Can You Be Too Omnichannel? Finding the Balance in Your Marketing Efforts

In the marketing world, the term omnichannel is pervasive and meant to describe efforts by companies to diversify and broaden the tools, channels and platforms they use to reach their audiences.

After all, digitally-connected consumers today are using email, social media, websites, and a wide variety of media formats to communicate with each other and stay in touch with the brands and businesses they care about.

But is there such a thing as being in too many places with your marketing strategies?

A Data-Driven Approach

The answer is a resounding yes.

Digital marketing is resource-intensive. Doing it well requires time, people, and budget, and most companies don’t have unlimited amounts of any of those things. Trying to be everywhere online and in front of every audience just doesn’t make sense strategically, tactically or financially.

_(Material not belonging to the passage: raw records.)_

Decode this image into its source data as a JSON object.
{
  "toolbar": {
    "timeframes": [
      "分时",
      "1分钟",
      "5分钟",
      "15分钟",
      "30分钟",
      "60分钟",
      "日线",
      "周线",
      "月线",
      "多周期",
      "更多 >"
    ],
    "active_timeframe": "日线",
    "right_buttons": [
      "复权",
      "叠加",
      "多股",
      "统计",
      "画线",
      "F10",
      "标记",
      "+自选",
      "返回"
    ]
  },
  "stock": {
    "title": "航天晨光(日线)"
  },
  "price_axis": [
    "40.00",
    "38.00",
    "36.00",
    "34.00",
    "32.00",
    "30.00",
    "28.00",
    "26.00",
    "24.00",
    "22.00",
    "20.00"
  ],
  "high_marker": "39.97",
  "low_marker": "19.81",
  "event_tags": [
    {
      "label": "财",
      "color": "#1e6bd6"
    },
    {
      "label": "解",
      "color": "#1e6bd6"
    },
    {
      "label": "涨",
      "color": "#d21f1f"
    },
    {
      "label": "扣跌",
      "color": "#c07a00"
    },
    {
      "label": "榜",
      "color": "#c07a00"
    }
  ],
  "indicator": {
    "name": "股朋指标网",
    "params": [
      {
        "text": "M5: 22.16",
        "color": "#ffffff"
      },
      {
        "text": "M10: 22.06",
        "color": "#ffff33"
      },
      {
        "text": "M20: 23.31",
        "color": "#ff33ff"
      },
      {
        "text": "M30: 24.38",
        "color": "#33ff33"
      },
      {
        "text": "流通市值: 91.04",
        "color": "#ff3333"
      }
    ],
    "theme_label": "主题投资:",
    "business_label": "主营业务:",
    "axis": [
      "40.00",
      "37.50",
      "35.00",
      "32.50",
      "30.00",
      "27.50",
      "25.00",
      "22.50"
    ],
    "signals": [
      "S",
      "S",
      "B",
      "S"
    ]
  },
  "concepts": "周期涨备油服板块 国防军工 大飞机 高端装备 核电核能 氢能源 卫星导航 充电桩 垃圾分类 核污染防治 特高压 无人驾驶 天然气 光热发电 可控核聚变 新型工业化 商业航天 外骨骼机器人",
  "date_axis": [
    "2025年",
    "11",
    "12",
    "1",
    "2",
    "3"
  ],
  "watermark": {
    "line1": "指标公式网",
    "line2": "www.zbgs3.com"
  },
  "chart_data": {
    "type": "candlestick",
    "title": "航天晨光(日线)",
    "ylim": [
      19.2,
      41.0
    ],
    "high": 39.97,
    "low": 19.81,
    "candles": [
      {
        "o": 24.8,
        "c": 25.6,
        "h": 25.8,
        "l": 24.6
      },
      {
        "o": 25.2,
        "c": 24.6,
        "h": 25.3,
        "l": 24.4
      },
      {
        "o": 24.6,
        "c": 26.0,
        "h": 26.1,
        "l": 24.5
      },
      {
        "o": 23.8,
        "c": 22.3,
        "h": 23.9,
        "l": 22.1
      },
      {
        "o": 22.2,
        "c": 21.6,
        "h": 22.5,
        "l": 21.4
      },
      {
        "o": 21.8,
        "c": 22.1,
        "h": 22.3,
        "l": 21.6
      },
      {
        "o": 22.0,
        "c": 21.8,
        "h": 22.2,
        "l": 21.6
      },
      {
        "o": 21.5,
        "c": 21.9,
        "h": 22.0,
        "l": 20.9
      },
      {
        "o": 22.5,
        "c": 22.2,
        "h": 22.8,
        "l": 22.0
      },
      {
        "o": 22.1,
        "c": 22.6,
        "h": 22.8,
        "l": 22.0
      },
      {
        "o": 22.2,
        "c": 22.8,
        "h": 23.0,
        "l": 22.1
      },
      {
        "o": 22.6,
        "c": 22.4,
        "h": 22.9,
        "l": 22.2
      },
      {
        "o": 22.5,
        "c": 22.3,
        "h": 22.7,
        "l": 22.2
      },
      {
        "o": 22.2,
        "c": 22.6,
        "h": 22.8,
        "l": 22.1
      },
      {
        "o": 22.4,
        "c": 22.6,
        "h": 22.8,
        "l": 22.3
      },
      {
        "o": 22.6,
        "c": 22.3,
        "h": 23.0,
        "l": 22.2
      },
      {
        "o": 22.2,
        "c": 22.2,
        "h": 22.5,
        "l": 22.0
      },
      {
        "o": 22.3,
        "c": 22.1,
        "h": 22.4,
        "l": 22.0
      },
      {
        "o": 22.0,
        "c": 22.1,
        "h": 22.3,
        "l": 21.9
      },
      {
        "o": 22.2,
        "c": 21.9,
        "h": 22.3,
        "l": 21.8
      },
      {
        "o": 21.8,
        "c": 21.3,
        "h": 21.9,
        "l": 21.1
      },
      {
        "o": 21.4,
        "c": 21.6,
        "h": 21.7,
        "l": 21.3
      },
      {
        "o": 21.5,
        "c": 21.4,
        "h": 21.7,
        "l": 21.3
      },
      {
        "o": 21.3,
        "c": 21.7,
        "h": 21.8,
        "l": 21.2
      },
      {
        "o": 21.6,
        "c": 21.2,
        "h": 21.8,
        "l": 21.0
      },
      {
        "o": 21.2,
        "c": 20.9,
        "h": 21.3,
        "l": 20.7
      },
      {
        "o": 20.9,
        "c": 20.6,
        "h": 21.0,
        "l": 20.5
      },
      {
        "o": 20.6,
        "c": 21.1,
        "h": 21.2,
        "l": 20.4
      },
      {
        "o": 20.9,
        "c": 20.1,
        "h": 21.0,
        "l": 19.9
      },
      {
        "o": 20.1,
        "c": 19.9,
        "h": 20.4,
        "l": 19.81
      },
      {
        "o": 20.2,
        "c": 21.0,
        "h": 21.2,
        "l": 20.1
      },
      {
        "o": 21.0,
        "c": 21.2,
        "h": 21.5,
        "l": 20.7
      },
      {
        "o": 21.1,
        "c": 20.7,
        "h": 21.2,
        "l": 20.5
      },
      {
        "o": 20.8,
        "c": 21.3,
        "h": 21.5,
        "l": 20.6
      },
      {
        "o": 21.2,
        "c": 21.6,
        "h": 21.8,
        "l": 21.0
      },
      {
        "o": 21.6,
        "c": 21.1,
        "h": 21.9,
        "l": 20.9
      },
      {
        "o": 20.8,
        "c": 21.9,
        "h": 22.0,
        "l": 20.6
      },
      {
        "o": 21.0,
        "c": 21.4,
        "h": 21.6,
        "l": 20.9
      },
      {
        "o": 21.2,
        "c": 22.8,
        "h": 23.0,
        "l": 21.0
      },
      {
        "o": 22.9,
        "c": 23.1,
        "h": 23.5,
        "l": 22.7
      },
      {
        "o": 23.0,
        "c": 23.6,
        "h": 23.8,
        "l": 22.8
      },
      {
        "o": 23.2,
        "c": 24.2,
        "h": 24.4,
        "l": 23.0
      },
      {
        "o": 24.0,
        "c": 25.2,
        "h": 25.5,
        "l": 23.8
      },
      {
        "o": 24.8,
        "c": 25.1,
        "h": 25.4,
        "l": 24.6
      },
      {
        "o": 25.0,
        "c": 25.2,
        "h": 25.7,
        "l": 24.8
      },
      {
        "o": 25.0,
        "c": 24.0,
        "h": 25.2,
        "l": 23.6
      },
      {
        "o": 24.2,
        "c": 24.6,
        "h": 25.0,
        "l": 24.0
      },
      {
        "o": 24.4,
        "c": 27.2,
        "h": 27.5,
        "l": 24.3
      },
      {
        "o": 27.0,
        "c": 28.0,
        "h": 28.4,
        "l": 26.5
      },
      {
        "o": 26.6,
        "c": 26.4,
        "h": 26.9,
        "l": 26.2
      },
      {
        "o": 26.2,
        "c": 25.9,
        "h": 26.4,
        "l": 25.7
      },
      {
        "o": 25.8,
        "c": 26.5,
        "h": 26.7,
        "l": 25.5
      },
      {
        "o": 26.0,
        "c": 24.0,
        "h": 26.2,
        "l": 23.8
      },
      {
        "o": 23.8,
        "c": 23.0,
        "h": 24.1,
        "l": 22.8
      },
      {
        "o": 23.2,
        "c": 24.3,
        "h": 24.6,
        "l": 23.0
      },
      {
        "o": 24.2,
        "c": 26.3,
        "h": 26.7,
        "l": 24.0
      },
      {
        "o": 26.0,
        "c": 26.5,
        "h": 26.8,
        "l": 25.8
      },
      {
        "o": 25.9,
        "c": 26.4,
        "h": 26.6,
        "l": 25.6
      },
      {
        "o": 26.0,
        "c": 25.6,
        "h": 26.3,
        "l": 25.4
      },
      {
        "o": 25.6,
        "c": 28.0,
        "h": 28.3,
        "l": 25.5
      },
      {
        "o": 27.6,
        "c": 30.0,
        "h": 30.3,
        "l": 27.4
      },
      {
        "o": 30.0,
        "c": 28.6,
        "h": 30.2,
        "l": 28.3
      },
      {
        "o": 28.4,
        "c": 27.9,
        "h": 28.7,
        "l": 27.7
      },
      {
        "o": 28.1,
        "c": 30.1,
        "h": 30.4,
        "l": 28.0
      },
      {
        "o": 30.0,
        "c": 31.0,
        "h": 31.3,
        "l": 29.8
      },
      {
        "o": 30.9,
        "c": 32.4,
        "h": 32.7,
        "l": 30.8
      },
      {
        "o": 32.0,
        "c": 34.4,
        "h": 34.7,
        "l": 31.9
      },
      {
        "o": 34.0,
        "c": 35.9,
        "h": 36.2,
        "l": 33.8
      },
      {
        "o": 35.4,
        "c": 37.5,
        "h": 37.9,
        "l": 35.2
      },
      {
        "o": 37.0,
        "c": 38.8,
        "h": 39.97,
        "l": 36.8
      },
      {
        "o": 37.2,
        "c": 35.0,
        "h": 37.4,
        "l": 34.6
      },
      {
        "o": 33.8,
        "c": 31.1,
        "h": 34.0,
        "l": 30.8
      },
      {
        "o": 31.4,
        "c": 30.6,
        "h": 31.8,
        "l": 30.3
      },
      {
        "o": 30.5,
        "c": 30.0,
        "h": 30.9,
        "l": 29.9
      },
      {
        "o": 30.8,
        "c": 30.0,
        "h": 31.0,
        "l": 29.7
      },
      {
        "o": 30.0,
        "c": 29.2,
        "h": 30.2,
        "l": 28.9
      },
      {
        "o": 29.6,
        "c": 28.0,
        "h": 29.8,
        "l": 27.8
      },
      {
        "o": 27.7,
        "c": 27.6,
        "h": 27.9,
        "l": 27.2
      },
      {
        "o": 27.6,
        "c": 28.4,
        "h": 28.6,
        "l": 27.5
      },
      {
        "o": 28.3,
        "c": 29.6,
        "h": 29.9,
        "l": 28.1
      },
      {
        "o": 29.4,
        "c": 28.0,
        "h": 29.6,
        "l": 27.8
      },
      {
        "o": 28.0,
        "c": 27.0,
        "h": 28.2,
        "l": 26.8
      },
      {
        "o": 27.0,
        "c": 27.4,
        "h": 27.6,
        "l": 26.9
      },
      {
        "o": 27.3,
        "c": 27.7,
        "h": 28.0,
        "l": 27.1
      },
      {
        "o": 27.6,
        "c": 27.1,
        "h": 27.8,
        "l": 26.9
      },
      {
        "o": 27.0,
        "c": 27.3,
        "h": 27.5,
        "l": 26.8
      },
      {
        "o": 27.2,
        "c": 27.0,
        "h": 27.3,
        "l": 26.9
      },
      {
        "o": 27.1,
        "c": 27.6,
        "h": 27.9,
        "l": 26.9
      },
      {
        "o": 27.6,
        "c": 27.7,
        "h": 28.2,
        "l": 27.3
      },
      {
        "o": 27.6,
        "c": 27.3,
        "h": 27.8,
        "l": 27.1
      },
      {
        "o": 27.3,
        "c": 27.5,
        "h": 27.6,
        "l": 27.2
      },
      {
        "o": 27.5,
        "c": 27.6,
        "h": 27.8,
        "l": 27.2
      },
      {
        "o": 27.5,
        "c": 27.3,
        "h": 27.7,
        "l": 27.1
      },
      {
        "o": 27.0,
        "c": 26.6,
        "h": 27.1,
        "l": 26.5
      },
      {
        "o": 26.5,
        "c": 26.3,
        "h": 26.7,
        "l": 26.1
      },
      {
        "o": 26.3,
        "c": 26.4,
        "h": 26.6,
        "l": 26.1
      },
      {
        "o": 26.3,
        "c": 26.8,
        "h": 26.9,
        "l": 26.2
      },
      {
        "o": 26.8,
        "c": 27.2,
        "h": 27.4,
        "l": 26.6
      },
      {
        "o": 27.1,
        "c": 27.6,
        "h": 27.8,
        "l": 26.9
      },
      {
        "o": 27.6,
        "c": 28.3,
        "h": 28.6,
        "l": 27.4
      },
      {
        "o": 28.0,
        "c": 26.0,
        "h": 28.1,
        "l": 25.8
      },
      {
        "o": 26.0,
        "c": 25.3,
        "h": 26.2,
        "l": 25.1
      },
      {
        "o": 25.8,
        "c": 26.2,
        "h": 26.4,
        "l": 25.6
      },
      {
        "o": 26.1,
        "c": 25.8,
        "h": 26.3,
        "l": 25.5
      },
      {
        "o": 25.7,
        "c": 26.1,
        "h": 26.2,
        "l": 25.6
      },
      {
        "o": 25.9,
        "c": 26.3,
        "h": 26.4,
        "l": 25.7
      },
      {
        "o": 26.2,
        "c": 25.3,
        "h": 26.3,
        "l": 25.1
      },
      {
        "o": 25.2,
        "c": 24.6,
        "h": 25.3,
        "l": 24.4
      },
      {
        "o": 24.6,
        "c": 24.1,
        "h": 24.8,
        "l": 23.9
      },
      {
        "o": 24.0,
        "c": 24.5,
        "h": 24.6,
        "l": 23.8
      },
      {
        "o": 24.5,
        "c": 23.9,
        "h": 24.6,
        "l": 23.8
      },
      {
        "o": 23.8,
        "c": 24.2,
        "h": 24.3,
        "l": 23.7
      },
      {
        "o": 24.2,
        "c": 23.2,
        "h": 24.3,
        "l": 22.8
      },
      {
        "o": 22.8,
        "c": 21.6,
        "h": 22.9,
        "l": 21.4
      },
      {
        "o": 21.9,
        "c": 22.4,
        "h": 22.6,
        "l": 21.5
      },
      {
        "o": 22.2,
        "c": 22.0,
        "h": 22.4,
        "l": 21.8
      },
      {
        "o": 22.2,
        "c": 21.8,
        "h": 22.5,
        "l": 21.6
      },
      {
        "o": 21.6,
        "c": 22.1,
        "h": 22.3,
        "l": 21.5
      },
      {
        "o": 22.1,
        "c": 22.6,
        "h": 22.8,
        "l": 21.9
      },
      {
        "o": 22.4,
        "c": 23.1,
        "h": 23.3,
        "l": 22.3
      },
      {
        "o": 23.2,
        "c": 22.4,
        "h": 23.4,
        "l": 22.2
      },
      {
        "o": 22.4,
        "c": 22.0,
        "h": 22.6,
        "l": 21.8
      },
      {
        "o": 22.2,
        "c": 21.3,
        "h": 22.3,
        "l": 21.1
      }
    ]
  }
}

Your customers and prospects, however, are giving you information every day about the channels that matter most to them. And that intelligence can help you determine what channels make the most sense for your business.

Thanks to technology, you can easily understand:

  • Whether and where your customers are looking for you on social media, and which platforms they care about
  • How they’re interacting with the content on your website, and what features or applications are proving most useful to them
  • Where your sales are coming from and how digital channels are influencing them

By focusing on the feedback you get through data, you can meet your customers where they already are, invest in the channels that are already working, and learn what smart, methodical bets you can place for future expansion.

Customer Experience Is Key

Whether you’re emphasizing a few selective channels for your marketing or taking a more complex, integrated approach, the most important thing to consider is how you’re designing the ultimate experience that your customers will have with your brand.

Your customers won’t care if you’re using the latest and greatest VR technology for your manufacturing business if they can’t go to your website and get the basic information they need about your products. Nor will they be interested in your presence on the slickest new social media application if you aren’t serving them well through your existing mobile app.

And in today’s global marketplace, a true omnichannel experience includes making sure your content is available in the languages your customers use and do business with each day, no matter where you’re communicating with them.

Some good questions to ask about your brand’s omnichannel strategy:

  • Can our customers easily and seamlessly navigate and consume content on our website in their preferred language?
  • Are we delivering content through our email and social media campaigns in the languages our customers want and use?
  • Have we designed our search engine optimization strategies to help global customers find the information and content they need?
  • Is our translated content optimized for the way our customers access it, including mobile devices or third-party application?

Asking smart questions about the effectiveness of your omnichannel strategy – including how you’re reaching multilingual customers – can help you focus on the channels that will deliver the most results and maximize the resources and effort you spend reaching customers across the globe.

Global Omnichannel Is Good For Business

You’ve already made significant investments in the core building blocks of your brand: a solid website, strong messaging, a clear value proposition. Maintaining that brand consistently and clearly around the world and across the channels you’ve chosen can be a challenge.

But the effort to do so can pay big dividends.

Having a clear, focused and localized omnichannel strategy communicates clearly to your international customers that you know what channels they use and value, and that you’re paying attention to their preferences. Localizing content for every channel you use also communicates that you’re committed to showing up authentically in their market with respect for their language, culture, and unique needs. That builds trust, and trust – especially in a fast-moving digital world – drives sales.

A global and selective omnichannel strategy also makes it easier to scale to other international markets as your business expands. Once you’ve laid the groundwork and done the research to know where your customers need and want to find you, smart technology investments and expert partners can help you easily scale those learnings to expand your business into new local markets.

Our digital landscape today is complex, and new tools and platforms are always showing up.

But successful businesses know that the right omnichannel strategy – one that’s inclusive of international audiences, focused on a few of the right channels, and delivering on a truly global experience – matters most of all.

Showing up well beats showing up everywhere, and a few smart investments in research, technology, and localization can make successful omnichannel marketing a reality for your brand.

Craig Witt is the Executive Vice President, Go-to-Market: Global Sales, Marketing, Customer Success at MotionPoint